● **GIVEN DATA**:
※
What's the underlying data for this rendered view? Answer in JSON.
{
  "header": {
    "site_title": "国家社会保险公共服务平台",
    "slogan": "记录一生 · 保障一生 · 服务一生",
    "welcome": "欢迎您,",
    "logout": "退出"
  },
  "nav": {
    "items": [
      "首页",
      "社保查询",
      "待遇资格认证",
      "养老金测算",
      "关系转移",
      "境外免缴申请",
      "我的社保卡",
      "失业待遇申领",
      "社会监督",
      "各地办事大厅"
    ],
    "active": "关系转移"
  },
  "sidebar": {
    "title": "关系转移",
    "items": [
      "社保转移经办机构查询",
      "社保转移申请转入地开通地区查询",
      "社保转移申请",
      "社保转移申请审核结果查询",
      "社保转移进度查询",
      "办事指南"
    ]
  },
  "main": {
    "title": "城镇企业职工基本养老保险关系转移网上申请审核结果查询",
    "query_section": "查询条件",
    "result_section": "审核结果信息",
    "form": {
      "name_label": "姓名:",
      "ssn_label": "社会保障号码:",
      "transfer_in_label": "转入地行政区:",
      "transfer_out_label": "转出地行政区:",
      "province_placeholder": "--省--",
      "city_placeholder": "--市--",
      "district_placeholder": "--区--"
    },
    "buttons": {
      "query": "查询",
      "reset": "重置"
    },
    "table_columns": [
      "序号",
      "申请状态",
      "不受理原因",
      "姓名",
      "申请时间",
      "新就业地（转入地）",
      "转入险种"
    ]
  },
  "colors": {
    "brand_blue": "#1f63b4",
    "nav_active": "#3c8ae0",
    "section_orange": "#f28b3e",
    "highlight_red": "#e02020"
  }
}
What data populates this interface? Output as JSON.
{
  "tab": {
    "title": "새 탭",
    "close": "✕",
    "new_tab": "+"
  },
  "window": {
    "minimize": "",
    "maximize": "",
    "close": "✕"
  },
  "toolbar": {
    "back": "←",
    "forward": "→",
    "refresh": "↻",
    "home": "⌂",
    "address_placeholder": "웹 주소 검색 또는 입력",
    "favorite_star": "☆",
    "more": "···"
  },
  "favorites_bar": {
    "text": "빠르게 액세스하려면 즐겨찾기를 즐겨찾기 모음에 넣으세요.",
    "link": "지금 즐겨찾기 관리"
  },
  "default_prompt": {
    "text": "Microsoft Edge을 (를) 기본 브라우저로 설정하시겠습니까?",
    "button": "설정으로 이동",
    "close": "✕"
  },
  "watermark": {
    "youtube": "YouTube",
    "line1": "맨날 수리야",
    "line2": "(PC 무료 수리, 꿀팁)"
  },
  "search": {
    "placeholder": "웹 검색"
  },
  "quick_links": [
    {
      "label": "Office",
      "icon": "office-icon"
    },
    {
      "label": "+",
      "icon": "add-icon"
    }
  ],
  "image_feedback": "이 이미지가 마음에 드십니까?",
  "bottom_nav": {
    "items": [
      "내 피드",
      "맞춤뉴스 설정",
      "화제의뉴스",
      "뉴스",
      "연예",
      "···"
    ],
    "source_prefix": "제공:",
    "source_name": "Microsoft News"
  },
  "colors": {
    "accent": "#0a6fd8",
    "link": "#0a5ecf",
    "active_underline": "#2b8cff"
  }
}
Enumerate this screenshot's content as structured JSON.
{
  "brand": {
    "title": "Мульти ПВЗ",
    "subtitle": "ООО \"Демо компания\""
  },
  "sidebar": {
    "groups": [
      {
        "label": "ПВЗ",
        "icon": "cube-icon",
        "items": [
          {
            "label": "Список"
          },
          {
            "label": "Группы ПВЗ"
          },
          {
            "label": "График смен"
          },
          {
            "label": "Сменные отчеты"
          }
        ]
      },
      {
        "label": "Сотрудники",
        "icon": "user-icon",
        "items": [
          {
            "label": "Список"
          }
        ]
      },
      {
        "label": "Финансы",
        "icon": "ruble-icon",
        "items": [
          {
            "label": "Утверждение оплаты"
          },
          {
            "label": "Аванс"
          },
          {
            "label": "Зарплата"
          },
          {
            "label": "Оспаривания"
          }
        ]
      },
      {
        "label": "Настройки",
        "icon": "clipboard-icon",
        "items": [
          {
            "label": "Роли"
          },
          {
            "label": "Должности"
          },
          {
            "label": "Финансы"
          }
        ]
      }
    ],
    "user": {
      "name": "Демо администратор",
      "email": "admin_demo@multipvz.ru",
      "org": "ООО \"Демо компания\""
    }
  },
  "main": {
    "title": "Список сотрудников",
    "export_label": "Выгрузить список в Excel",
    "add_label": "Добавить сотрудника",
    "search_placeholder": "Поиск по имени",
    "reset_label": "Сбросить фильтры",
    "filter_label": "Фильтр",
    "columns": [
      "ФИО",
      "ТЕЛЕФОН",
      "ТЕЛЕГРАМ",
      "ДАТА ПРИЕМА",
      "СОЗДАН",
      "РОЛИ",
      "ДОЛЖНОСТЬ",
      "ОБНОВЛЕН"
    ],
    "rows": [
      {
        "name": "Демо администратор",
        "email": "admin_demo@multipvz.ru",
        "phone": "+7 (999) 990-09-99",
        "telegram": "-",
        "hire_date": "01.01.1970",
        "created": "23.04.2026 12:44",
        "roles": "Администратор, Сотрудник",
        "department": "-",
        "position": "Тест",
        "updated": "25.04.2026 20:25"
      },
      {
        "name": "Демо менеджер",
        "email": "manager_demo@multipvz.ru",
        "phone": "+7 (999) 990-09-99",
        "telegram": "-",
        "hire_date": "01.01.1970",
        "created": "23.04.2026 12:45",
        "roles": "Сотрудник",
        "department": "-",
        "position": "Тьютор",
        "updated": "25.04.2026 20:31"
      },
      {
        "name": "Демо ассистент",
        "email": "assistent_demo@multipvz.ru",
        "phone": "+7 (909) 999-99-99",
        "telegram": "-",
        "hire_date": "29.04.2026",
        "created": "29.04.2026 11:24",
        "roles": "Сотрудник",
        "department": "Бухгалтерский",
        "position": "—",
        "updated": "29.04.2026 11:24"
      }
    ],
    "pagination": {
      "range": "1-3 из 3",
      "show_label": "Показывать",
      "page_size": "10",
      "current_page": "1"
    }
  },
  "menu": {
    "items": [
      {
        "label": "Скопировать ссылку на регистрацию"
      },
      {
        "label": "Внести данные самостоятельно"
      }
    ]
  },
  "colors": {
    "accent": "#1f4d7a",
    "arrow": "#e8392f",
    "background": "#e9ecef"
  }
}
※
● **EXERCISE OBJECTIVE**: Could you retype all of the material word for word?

● **EXERCISE RESULT**:
What's the underlying data for this rendered view? Answer in JSON.
{
  "header": {
    "site_title": "国家社会保险公共服务平台",
    "slogan": "记录一生 · 保障一生 · 服务一生",
    "welcome": "欢迎您,",
    "logout": "退出"
  },
  "nav": {
    "items": [
      "首页",
      "社保查询",
      "待遇资格认证",
      "养老金测算",
      "关系转移",
      "境外免缴申请",
      "我的社保卡",
      "失业待遇申领",
      "社会监督",
      "各地办事大厅"
    ],
    "active": "关系转移"
  },
  "sidebar": {
    "title": "关系转移",
    "items": [
      "社保转移经办机构查询",
      "社保转移申请转入地开通地区查询",
      "社保转移申请",
      "社保转移申请审核结果查询",
      "社保转移进度查询",
      "办事指南"
    ]
  },
  "main": {
    "title": "城镇企业职工基本养老保险关系转移网上申请审核结果查询",
    "query_section": "查询条件",
    "result_section": "审核结果信息",
    "form": {
      "name_label": "姓名:",
      "ssn_label": "社会保障号码:",
      "transfer_in_label": "转入地行政区:",
      "transfer_out_label": "转出地行政区:",
      "province_placeholder": "--省--",
      "city_placeholder": "--市--",
      "district_placeholder": "--区--"
    },
    "buttons": {
      "query": "查询",
      "reset": "重置"
    },
    "table_columns": [
      "序号",
      "申请状态",
      "不受理原因",
      "姓名",
      "申请时间",
      "新就业地（转入地）",
      "转入险种"
    ]
  },
  "colors": {
    "brand_blue": "#1f63b4",
    "nav_active": "#3c8ae0",
    "section_orange": "#f28b3e",
    "highlight_red": "#e02020"
  }
}
What data populates this interface? Output as JSON.
{
  "tab": {
    "title": "새 탭",
    "close": "✕",
    "new_tab": "+"
  },
  "window": {
    "minimize": "",
    "maximize": "",
    "close": "✕"
  },
  "toolbar": {
    "back": "←",
    "forward": "→",
    "refresh": "↻",
    "home": "⌂",
    "address_placeholder": "웹 주소 검색 또는 입력",
    "favorite_star": "☆",
    "more": "···"
  },
  "favorites_bar": {
    "text": "빠르게 액세스하려면 즐겨찾기를 즐겨찾기 모음에 넣으세요.",
    "link": "지금 즐겨찾기 관리"
  },
  "default_prompt": {
    "text": "Microsoft Edge을 (를) 기본 브라우저로 설정하시겠습니까?",
    "button": "설정으로 이동",
    "close": "✕"
  },
  "watermark": {
    "youtube": "YouTube",
    "line1": "맨날 수리야",
    "line2": "(PC 무료 수리, 꿀팁)"
  },
  "search": {
    "placeholder": "웹 검색"
  },
  "quick_links": [
    {
      "label": "Office",
      "icon": "office-icon"
    },
    {
      "label": "+",
      "icon": "add-icon"
    }
  ],
  "image_feedback": "이 이미지가 마음에 드십니까?",
  "bottom_nav": {
    "items": [
      "내 피드",
      "맞춤뉴스 설정",
      "화제의뉴스",
      "뉴스",
      "연예",
      "···"
    ],
    "source_prefix": "제공:",
    "source_name": "Microsoft News"
  },
  "colors": {
    "accent": "#0a6fd8",
    "link": "#0a5ecf",
    "active_underline": "#2b8cff"
  }
}
Enumerate this screenshot's content as structured JSON.
{
  "brand": {
    "title": "Мульти ПВЗ",
    "subtitle": "ООО \"Демо компания\""
  },
  "sidebar": {
    "groups": [
      {
        "label": "ПВЗ",
        "icon": "cube-icon",
        "items": [
          {
            "label": "Список"
          },
          {
            "label": "Группы ПВЗ"
          },
          {
            "label": "График смен"
          },
          {
            "label": "Сменные отчеты"
          }
        ]
      },
      {
        "label": "Сотрудники",
        "icon": "user-icon",
        "items": [
          {
            "label": "Список"
          }
        ]
      },
      {
        "label": "Финансы",
        "icon": "ruble-icon",
        "items": [
          {
            "label": "Утверждение оплаты"
          },
          {
            "label": "Аванс"
          },
          {
            "label": "Зарплата"
          },
          {
            "label": "Оспаривания"
          }
        ]
      },
      {
        "label": "Настройки",
        "icon": "clipboard-icon",
        "items": [
          {
            "label": "Роли"
          },
          {
            "label": "Должности"
          },
          {
            "label": "Финансы"
          }
        ]
      }
    ],
    "user": {
      "name": "Демо администратор",
      "email": "admin_demo@multipvz.ru",
      "org": "ООО \"Демо компания\""
    }
  },
  "main": {
    "title": "Список сотрудников",
    "export_label": "Выгрузить список в Excel",
    "add_label": "Добавить сотрудника",
    "search_placeholder": "Поиск по имени",
    "reset_label": "Сбросить фильтры",
    "filter_label": "Фильтр",
    "columns": [
      "ФИО",
      "ТЕЛЕФОН",
      "ТЕЛЕГРАМ",
      "ДАТА ПРИЕМА",
      "СОЗДАН",
      "РОЛИ",
      "ДОЛЖНОСТЬ",
      "ОБНОВЛЕН"
    ],
    "rows": [
      {
        "name": "Демо администратор",
        "email": "admin_demo@multipvz.ru",
        "phone": "+7 (999) 990-09-99",
        "telegram": "-",
        "hire_date": "01.01.1970",
        "created": "23.04.2026 12:44",
        "roles": "Администратор, Сотрудник",
        "department": "-",
        "position": "Тест",
        "updated": "25.04.2026 20:25"
      },
      {
        "name": "Демо менеджер",
        "email": "manager_demo@multipvz.ru",
        "phone": "+7 (999) 990-09-99",
        "telegram": "-",
        "hire_date": "01.01.1970",
        "created": "23.04.2026 12:45",
        "roles": "Сотрудник",
        "department": "-",
        "position": "Тьютор",
        "updated": "25.04.2026 20:31"
      },
      {
        "name": "Демо ассистент",
        "email": "assistent_demo@multipvz.ru",
        "phone": "+7 (909) 999-99-99",
        "telegram": "-",
        "hire_date": "29.04.2026",
        "created": "29.04.2026 11:24",
        "roles": "Сотрудник",
        "department": "Бухгалтерский",
        "position": "—",
        "updated": "29.04.2026 11:24"
      }
    ],
    "pagination": {
      "range": "1-3 из 3",
      "show_label": "Показывать",
      "page_size": "10",
      "current_page": "1"
    }
  },
  "menu": {
    "items": [
      {
        "label": "Скопировать ссылку на регистрацию"
      },
      {
        "label": "Внести данные самостоятельно"
      }
    ]
  },
  "colors": {
    "accent": "#1f4d7a",
    "arrow": "#e8392f",
    "background": "#e9ecef"
  }
}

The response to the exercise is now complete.